TASK GOAL
Return all the entries word for word.

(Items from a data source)
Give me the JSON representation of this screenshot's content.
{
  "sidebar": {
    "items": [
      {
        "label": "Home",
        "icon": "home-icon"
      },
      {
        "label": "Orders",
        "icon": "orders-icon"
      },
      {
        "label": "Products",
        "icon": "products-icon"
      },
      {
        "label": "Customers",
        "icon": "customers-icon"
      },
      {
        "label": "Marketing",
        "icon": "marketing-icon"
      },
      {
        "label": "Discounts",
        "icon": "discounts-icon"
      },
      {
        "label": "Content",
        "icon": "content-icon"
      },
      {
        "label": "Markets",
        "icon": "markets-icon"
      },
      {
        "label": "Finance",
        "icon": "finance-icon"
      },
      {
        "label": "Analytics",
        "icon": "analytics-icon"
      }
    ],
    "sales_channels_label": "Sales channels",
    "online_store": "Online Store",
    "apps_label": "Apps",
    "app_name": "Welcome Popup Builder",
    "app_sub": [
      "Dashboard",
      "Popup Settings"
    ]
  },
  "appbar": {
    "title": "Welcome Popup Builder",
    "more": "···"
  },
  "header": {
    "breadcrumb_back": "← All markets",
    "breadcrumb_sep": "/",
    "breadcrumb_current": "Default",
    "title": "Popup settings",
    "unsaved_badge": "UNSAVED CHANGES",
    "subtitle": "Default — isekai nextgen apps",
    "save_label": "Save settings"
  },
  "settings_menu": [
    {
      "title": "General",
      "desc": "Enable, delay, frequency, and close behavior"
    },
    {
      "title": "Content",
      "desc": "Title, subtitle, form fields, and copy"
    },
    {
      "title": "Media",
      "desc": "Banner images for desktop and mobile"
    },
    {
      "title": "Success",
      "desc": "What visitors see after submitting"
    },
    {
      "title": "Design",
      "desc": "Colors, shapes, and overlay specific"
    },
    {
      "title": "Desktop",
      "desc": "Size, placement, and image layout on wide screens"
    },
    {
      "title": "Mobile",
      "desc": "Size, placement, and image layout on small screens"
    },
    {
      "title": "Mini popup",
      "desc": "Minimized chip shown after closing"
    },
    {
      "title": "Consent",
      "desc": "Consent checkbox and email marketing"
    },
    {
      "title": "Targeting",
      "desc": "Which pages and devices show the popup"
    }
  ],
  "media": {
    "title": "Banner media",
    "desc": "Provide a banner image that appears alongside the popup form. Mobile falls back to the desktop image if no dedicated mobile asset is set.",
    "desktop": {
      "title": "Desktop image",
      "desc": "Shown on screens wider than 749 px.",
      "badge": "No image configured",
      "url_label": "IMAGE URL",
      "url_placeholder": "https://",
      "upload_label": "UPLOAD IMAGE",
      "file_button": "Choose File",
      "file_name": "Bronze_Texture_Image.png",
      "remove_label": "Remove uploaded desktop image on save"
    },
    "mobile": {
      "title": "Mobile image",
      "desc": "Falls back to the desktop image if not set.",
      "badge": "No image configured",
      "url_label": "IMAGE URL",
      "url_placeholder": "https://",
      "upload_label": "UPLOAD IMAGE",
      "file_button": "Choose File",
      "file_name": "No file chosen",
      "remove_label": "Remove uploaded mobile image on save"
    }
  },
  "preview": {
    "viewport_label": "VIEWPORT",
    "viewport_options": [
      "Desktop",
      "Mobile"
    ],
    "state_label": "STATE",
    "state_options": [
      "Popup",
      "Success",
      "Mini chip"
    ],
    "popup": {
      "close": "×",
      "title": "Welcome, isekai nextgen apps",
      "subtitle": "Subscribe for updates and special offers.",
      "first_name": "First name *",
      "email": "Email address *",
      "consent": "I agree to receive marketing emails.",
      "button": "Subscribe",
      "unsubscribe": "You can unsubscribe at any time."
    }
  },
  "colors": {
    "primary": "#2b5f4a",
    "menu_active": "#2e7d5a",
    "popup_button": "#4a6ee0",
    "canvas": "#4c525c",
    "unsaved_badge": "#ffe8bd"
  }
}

TASK SOLUTION
Give me the JSON representation of this screenshot's content.
{
  "sidebar": {
    "items": [
      {
        "label": "Home",
        "icon": "home-icon"
      },
      {
        "label": "Orders",
        "icon": "orders-icon"
      },
      {
        "label": "Products",
        "icon": "products-icon"
      },
      {
        "label": "Customers",
        "icon": "customers-icon"
      },
      {
        "label": "Marketing",
        "icon": "marketing-icon"
      },
      {
        "label": "Discounts",
        "icon": "discounts-icon"
      },
      {
        "label": "Content",
        "icon": "content-icon"
      },
      {
        "label": "Markets",
        "icon": "markets-icon"
      },
      {
        "label": "Finance",
        "icon": "finance-icon"
      },
      {
        "label": "Analytics",
        "icon": "analytics-icon"
      }
    ],
    "sales_channels_label": "Sales channels",
    "online_store": "Online Store",
    "apps_label": "Apps",
    "app_name": "Welcome Popup Builder",
    "app_sub": [
      "Dashboard",
      "Popup Settings"
    ]
  },
  "appbar": {
    "title": "Welcome Popup Builder",
    "more": "···"
  },
  "header": {
    "breadcrumb_back": "← All markets",
    "breadcrumb_sep": "/",
    "breadcrumb_current": "Default",
    "title": "Popup settings",
    "unsaved_badge": "UNSAVED CHANGES",
    "subtitle": "Default — isekai nextgen apps",
    "save_label": "Save settings"
  },
  "settings_menu": [
    {
      "title": "General",
      "desc": "Enable, delay, frequency, and close behavior"
    },
    {
      "title": "Content",
      "desc": "Title, subtitle, form fields, and copy"
    },
    {
      "title": "Media",
      "desc": "Banner images for desktop and mobile"
    },
    {
      "title": "Success",
      "desc": "What visitors see after submitting"
    },
    {
      "title": "Design",
      "desc": "Colors, shapes, and overlay specific"
    },
    {
      "title": "Desktop",
      "desc": "Size, placement, and image layout on wide screens"
    },
    {
      "title": "Mobile",
      "desc": "Size, placement, and image layout on small screens"
    },
    {
      "title": "Mini popup",
      "desc": "Minimized chip shown after closing"
    },
    {
      "title": "Consent",
      "desc": "Consent checkbox and email marketing"
    },
    {
      "title": "Targeting",
      "desc": "Which pages and devices show the popup"
    }
  ],
  "media": {
    "title": "Banner media",
    "desc": "Provide a banner image that appears alongside the popup form. Mobile falls back to the desktop image if no dedicated mobile asset is set.",
    "desktop": {
      "title": "Desktop image",
      "desc": "Shown on screens wider than 749 px.",
      "badge": "No image configured",
      "url_label": "IMAGE URL",
      "url_placeholder": "https://",
      "upload_label": "UPLOAD IMAGE",
      "file_button": "Choose File",
      "file_name": "Bronze_Texture_Image.png",
      "remove_label": "Remove uploaded desktop image on save"
    },
    "mobile": {
      "title": "Mobile image",
      "desc": "Falls back to the desktop image if not set.",
      "badge": "No image configured",
      "url_label": "IMAGE URL",
      "url_placeholder": "https://",
      "upload_label": "UPLOAD IMAGE",
      "file_button": "Choose File",
      "file_name": "No file chosen",
      "remove_label": "Remove uploaded mobile image on save"
    }
  },
  "preview": {
    "viewport_label": "VIEWPORT",
    "viewport_options": [
      "Desktop",
      "Mobile"
    ],
    "state_label": "STATE",
    "state_options": [
      "Popup",
      "Success",
      "Mini chip"
    ],
    "popup": {
      "close": "×",
      "title": "Welcome, isekai nextgen apps",
      "subtitle": "Subscribe for updates and special offers.",
      "first_name": "First name *",
      "email": "Email address *",
      "consent": "I agree to receive marketing emails.",
      "button": "Subscribe",
      "unsubscribe": "You can unsubscribe at any time."
    }
  },
  "colors": {
    "primary": "#2b5f4a",
    "menu_active": "#2e7d5a",
    "popup_button": "#4a6ee0",
    "canvas": "#4c525c",
    "unsaved_badge": "#ffe8bd"
  }
}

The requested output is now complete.